Thanks to Illinois Humanities and the Association of Illinois Rural and Small Schools, I had the opportunity to visit several southern Illinois communities and discuss the Future of Rural Education. I truly enjoyed all three of the community conversations, and the folks at Egyptian School, Cobden High School and Giant City School were kind and welcoming.
The challenges facing rural schools and communities are real and troubling, but what struck me most about my visit to “Little Egypt” was the region’s amazing bounty of assets. First, it is an area that is rich in beauty and ecological diversity. There are not many places where you can find hiking, water sports, cycling and agricultural tourism in such close proximity. This is something to celebrate and build on.
Varied agricultural assets are another southern Illinois strong suit. Wineries, orchards, and small local farms combine withlarger-scale agricultural operations in ways that complement the scenic aspects of the region. Not only do these activities provide jobs and attract visitors, but they also give communities an opportunity to develop local foods systems, something that will be essential for a sustainable rural future. Again, something to build upon.

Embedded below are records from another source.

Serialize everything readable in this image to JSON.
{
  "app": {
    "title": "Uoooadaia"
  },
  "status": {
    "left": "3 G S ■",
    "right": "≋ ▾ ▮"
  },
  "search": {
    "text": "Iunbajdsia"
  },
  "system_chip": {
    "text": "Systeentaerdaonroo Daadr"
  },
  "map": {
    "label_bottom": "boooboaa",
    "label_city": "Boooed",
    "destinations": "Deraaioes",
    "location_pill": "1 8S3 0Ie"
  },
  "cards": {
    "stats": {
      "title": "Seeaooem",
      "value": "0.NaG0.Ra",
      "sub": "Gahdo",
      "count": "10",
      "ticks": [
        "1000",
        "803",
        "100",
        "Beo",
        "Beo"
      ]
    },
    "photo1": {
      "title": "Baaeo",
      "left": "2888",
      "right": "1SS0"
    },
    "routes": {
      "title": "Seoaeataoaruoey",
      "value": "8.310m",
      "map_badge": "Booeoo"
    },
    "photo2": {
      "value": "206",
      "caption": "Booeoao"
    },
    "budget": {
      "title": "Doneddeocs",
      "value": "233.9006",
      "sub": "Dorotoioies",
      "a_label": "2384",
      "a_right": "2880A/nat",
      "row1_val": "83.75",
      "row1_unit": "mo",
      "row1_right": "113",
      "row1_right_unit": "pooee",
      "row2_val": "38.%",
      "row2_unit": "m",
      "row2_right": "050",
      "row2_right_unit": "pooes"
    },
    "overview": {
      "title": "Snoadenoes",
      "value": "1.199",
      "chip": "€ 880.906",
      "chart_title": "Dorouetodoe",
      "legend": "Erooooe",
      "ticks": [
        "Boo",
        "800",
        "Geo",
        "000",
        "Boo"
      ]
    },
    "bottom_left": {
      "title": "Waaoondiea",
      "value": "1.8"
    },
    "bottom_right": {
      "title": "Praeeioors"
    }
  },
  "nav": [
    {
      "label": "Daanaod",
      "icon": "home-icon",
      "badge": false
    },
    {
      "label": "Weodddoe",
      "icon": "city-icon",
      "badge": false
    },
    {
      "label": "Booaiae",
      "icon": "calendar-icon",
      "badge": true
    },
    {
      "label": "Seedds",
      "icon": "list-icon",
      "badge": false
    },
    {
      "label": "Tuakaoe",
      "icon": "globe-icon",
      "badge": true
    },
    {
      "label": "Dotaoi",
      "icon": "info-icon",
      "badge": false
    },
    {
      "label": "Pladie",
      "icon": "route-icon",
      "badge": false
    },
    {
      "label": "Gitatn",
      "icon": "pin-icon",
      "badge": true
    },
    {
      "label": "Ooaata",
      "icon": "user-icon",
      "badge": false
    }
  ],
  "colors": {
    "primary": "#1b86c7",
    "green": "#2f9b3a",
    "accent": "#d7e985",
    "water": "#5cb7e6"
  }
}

Since the Rural Schools Collaborative focuses on the relationships between school and community, I would be remiss not to point out how impressed I was with the three schools I visited. Certainly, the schools have challenges and needs, but in all three settings it was readily apparent how each school was a thriving community hub—a home for the arts, local culture, athletics and learning. This all reminded me how rural schools have become the community commons, a public place where people come together in purposeful ways.
Connecting these assets is southern Illinois’ distinct sense of region. Bounded by iconic rivers, laced with hills and streams, woven with trails, Little Egypt is easy to get your arms around. Still, as geographically defined as it is, its diversity stands out, both in demographics and topography. In just a matter of minutes one can literally travel from the Delta to the Ozarks, and this is something to celebrate, enjoy and nurture.
Finally, undergirding all of this is Southern Illinois University Carbondale itself, a public research university with a rich institutional history. With the human resources to serve, the infrastructure to support, and the ability to articulate, the University is uniquely positioned to provide high quality place-based learning and, at the same time, do so in a way that enhances the public good.
More than 130 years ago the explorer John Wesley Powell suggested watersheds should shape American state boundaries. It is in this spirit that virtually all rural scholars and futurists strongly recommend regional approaches to rural development. It seems to me that Little Egypt has the tools and resources for a robust regional future, one that can be both fulfilling and exemplary, one in which teacher-leaders can play a formative role.
Wherever we live, this opportunity to lead, educate, collaborate and change is something that we all share.
Rural Schools Collaborative believes that using place to inform rural teaching, developing rural teacher leaders, and strengthening rural philanthropy helps small towns thrive. Learn more about our work.
This piece was created in cooperation with Rural Schools Collaborative partner, the Association of Illinois Rural and Small Schools.